Why You Should Focus More Time on Fast-Twitch Training
As people age, they often devote more of their time to workouts that use slow-twitch muscle fibers, like walking, yoga, and lifting lighter weights. That’s not an ideal approach. As you know, you begin losing muscle mass and strength after the age of 30 and this age-related assault on your muscle tissue speeds up after the age of 50.
The best weapon against muscle loss is exercise but what TYPE of exercise? The reality is you don’t lose the two types of muscle fibers (fast-twitch and slow-twitch) that you have at the same rate. It’s your fast twitch muscle fibers that take the biggest hit as you grow older. That’s why it’s important to devote more time to retaining fast-twitch muscle fibers. Why you ask? Strength and power are what keeps you functioning at your highest level! It’s fast-twitch fibers that you use to boost yourself out of a chair. You don’t want those fibers to atrophy.
How does this impact your training? Rather than turning to more endurance-based exercise as you age, the type that activates mainly slow-twitch fibers, make sure you’re continuing to work the fast twitch muscle fibers, the ones that you lose at a higher rate. These fibers often get slighted as people age. To work those fibers, you need high-intensity weight lifting, kettlebell workouts, and plyometrics. If you’re not up for jumping around, as plyometric training dictates, you can still challenge yourself by lifting heavy and doing kettlebell training. Remember, kettlebell training and weightlifting that focuses on compound exercises also build functional strength, exactly what you need as you age.
Fast Twitch Muscle Fibers and Sarcopenia
You have probably heard the term “sarcopenia,” a word that refers to the age-related loss of muscle tissue. Research shows it’s fast twitch muscle fibers that atrophy the most with age and are the biggest contributors to sarcopenia. Sarcopenia is a national epidemic, due to aging and lack of physical activity. Unfortunately, as people become sarcopenic with age, they lose functionality AND are at higher risk for metabolic problems that can eventually lead to type 2 diabetes and heart disease.

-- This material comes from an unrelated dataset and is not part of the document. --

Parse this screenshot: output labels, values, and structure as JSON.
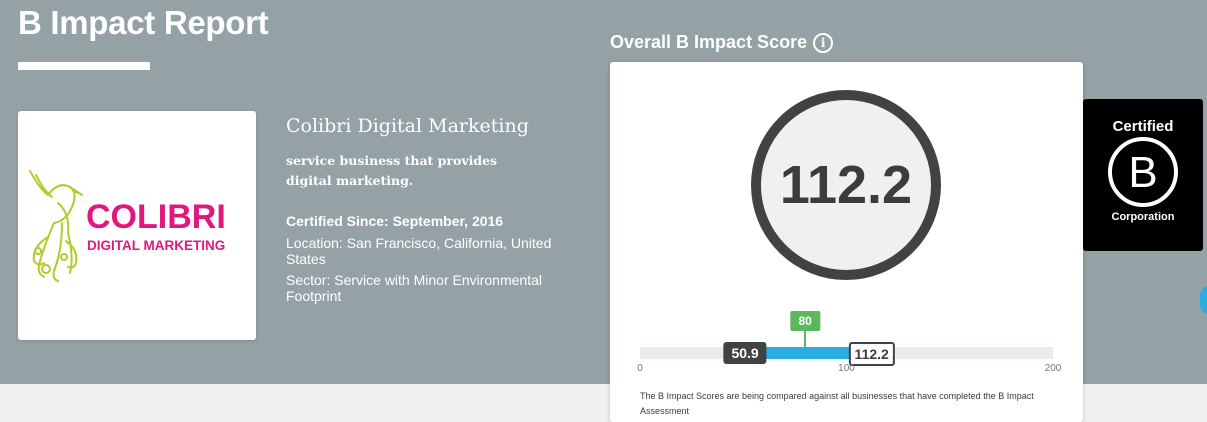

These are all reasons why you need to challenge yourself with heavy weights when you lift and do a high proportion of compound exercises to build functional strength. Don’t neglect balance either. You also lose balance as you age and become more susceptible to falling and hip fractures. Try doing exercises like one leg squats or do exercises while standing on a Bosu ball for some sets.

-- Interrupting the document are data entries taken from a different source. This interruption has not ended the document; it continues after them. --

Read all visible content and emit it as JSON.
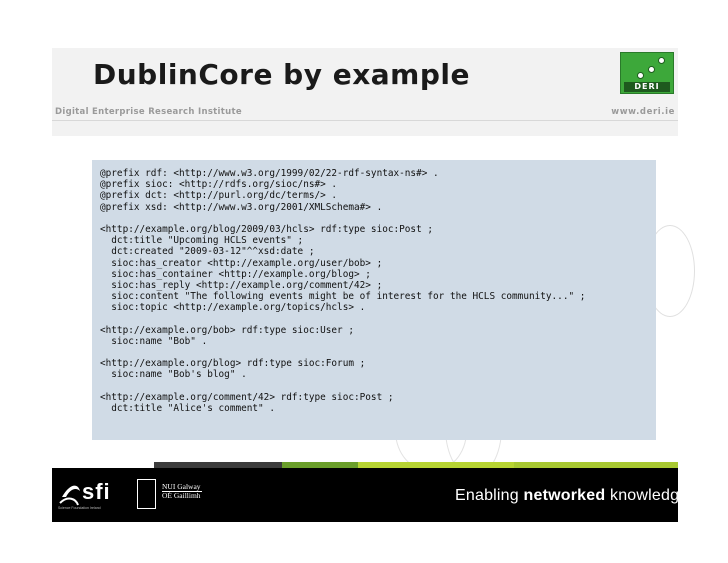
{
  "header": {
    "title": "DublinCore by example",
    "subtitle": "Digital Enterprise Research Institute",
    "site": "www.deri.ie"
  },
  "logo": {
    "text": "DERI",
    "icon": "deri-logo"
  },
  "code": {
    "lines": [
      "@prefix rdf: <http://www.w3.org/1999/02/22-rdf-syntax-ns#> .",
      "@prefix sioc: <http://rdfs.org/sioc/ns#> .",
      "@prefix dct: <http://purl.org/dc/terms/> .",
      "@prefix xsd: <http://www.w3.org/2001/XMLSchema#> .",
      "",
      "<http://example.org/blog/2009/03/hcls> rdf:type sioc:Post ;",
      "  dct:title \"Upcoming HCLS events\" ;",
      "  dct:created \"2009-03-12\"^^xsd:date ;",
      "  sioc:has_creator <http://example.org/user/bob> ;",
      "  sioc:has_container <http://example.org/blog> ;",
      "  sioc:has_reply <http://example.org/comment/42> ;",
      "  sioc:content \"The following events might be of interest for the HCLS community...\" ;",
      "  sioc:topic <http://example.org/topics/hcls> .",
      "",
      "<http://example.org/bob> rdf:type sioc:User ;",
      "  sioc:name \"Bob\" .",
      "",
      "<http://example.org/blog> rdf:type sioc:Forum ;",
      "  sioc:name \"Bob's blog\" .",
      "",
      "<http://example.org/comment/42> rdf:type sioc:Post ;",
      "  dct:title \"Alice's comment\" ."
    ]
  },
  "footer": {
    "tagline_pre": "Enabling ",
    "tagline_bold": "networked",
    "tagline_post": " knowledge.",
    "sfi": "sfi",
    "sfi_small": "Science Foundation Ireland",
    "nui_line1": "NUI Galway",
    "nui_line2": "OÉ Gaillimh",
    "stripe_colors": [
      "#ffffff",
      "#3c3c3c",
      "#6a9e2a",
      "#b7d433",
      "#a8c832"
    ]
  }
}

Nutrition Matters Too
When you’re lifting heavy and doing strength and power training, make sure you’re giving your body enough protein for muscle repair. Research suggests that past the age of 60, you may need more protein than you need earlier in life. One reason is your muscles become more resistant to the anabolic stimuli that promote new muscle protein synthesis. It’s important to get enough leucine-rich protein sources to help overcome this resistance. Fortunately, physical activity itself helps conquer some of this anabolic resistance you experience with age.
The Bottom Line
Make sure your exercise program is well-rounded and you’re spending at least half of your workout time doing activities that target fast twitch muscle fibers. After all, those are the ones you lose more of as you age. If you plan on staying fit and function during your retirement years, strength and power training will help you do it.
Clin Interv Aging. 2010; 5: 217–228. Published online 2010 Sep 7.
Exerc Sport Sci Rev. 2014;42(2):45-52.
Am J Clin Nutr May 2005. Vol. 81 no. 5 953-963.
Today’s Dietitian Vol. 17 No. 4 P. 16. April 2015.
Medscape Multispecialty. “Anabolic Resistance of Muscle Protein Synthesis with Aging”
Related Articles By Cathe: